[GIVEN RECORDS — start]

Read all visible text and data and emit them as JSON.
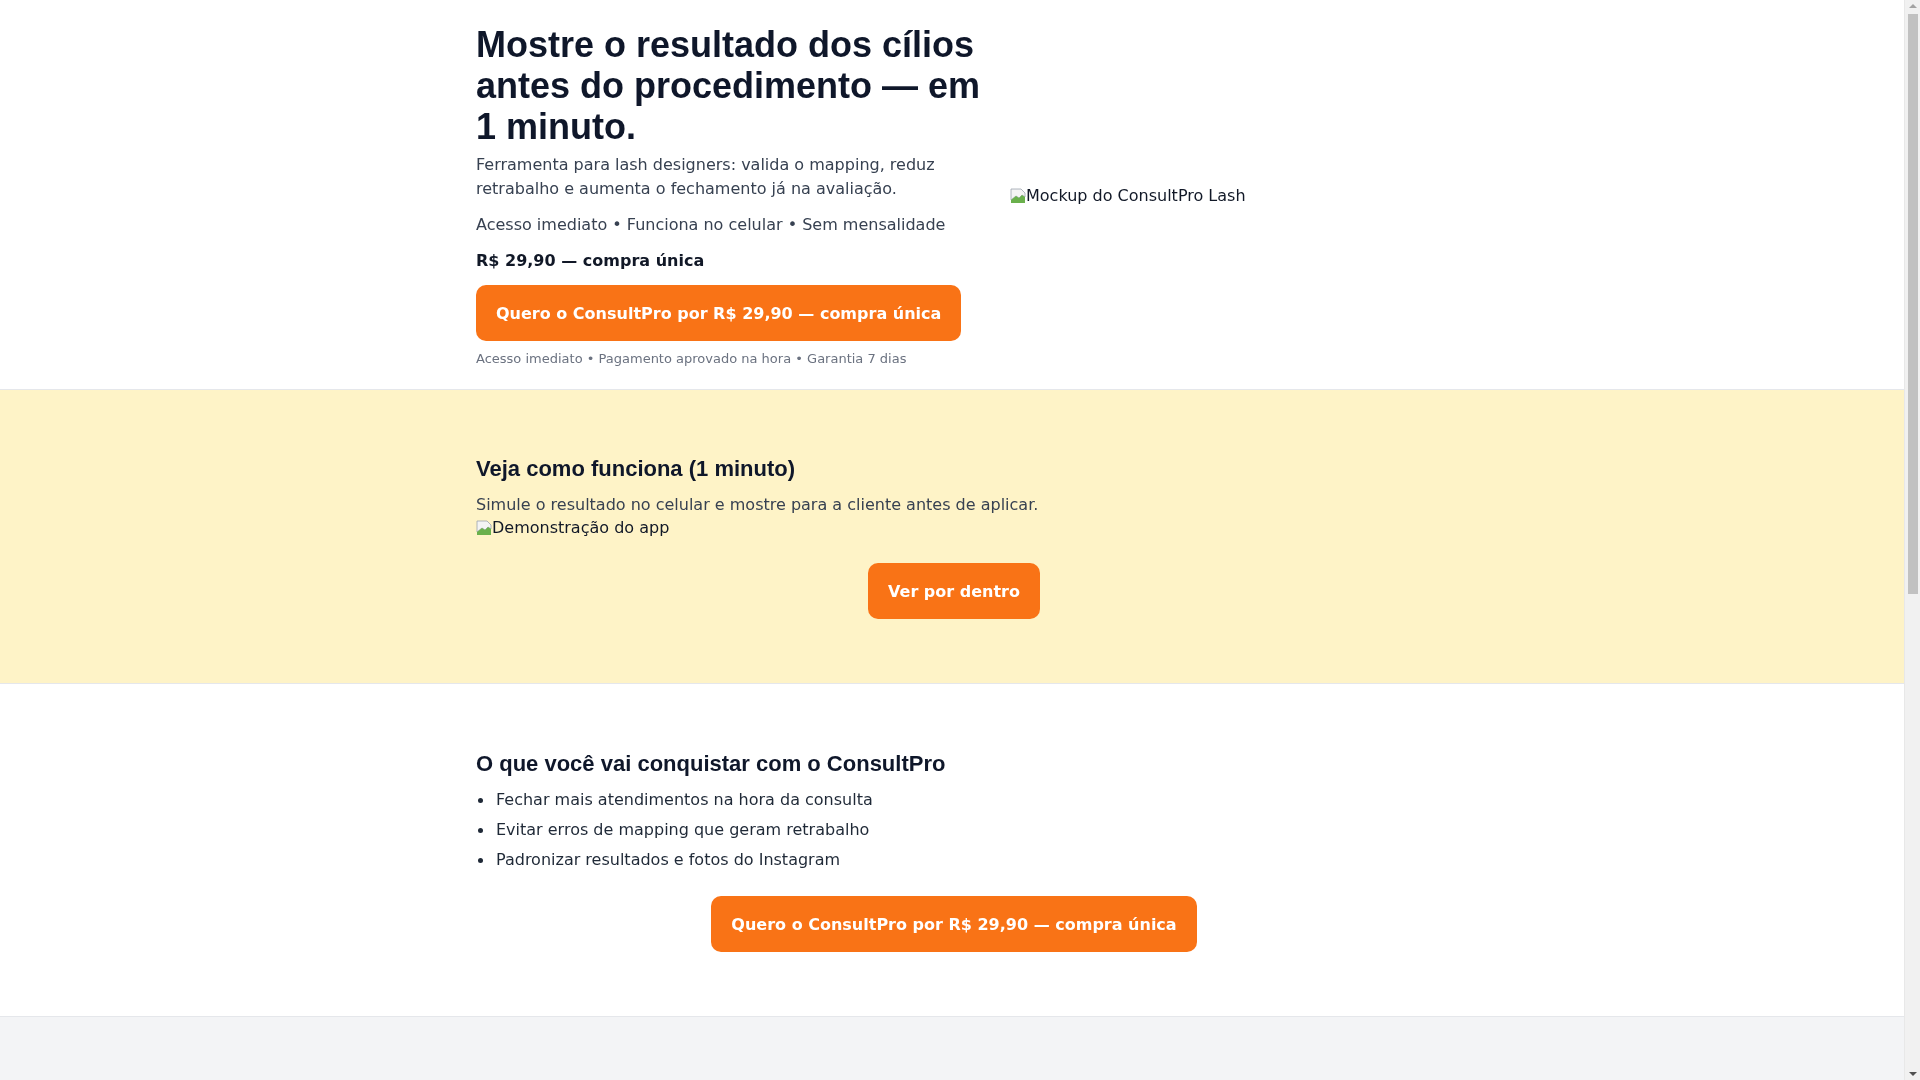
{
  "hero": {
    "title": "Mostre o resultado dos cílios antes do procedimento — em 1 minuto.",
    "subtitle": "Ferramenta para lash designers: valida o mapping, reduz retrabalho e aumenta o fechamento já na avaliação.",
    "features": "Acesso imediato • Funciona no celular • Sem mensalidade",
    "price": "R$ 29,90 — compra única",
    "cta": "Quero o ConsultPro por R$ 29,90 — compra única",
    "note": "Acesso imediato • Pagamento aprovado na hora • Garantia 7 dias",
    "image_alt": "Mockup do ConsultPro Lash"
  },
  "demo": {
    "title": "Veja como funciona (1 minuto)",
    "subtitle": "Simule o resultado no celular e mostre para a cliente antes de aplicar.",
    "image_alt": "Demonstração do app",
    "button": "Ver por dentro"
  },
  "benefits": {
    "title": "O que você vai conquistar com o ConsultPro",
    "items": [
      "Fechar mais atendimentos na hora da consulta",
      "Evitar erros de mapping que geram retrabalho",
      "Padronizar resultados e fotos do Instagram"
    ],
    "cta": "Quero o ConsultPro por R$ 29,90 — compra única"
  }
}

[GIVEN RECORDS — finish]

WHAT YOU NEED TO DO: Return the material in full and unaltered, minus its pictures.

OUTPUT BELOW:
Read all visible text and data and emit them as JSON.
{
  "hero": {
    "title": "Mostre o resultado dos cílios antes do procedimento — em 1 minuto.",
    "subtitle": "Ferramenta para lash designers: valida o mapping, reduz retrabalho e aumenta o fechamento já na avaliação.",
    "features": "Acesso imediato • Funciona no celular • Sem mensalidade",
    "price": "R$ 29,90 — compra única",
    "cta": "Quero o ConsultPro por R$ 29,90 — compra única",
    "note": "Acesso imediato • Pagamento aprovado na hora • Garantia 7 dias",
    "image_alt": "Mockup do ConsultPro Lash"
  },
  "demo": {
    "title": "Veja como funciona (1 minuto)",
    "subtitle": "Simule o resultado no celular e mostre para a cliente antes de aplicar.",
    "image_alt": "Demonstração do app",
    "button": "Ver por dentro"
  },
  "benefits": {
    "title": "O que você vai conquistar com o ConsultPro",
    "items": [
      "Fechar mais atendimentos na hora da consulta",
      "Evitar erros de mapping que geram retrabalho",
      "Padronizar resultados e fotos do Instagram"
    ],
    "cta": "Quero o ConsultPro por R$ 29,90 — compra única"
  }
}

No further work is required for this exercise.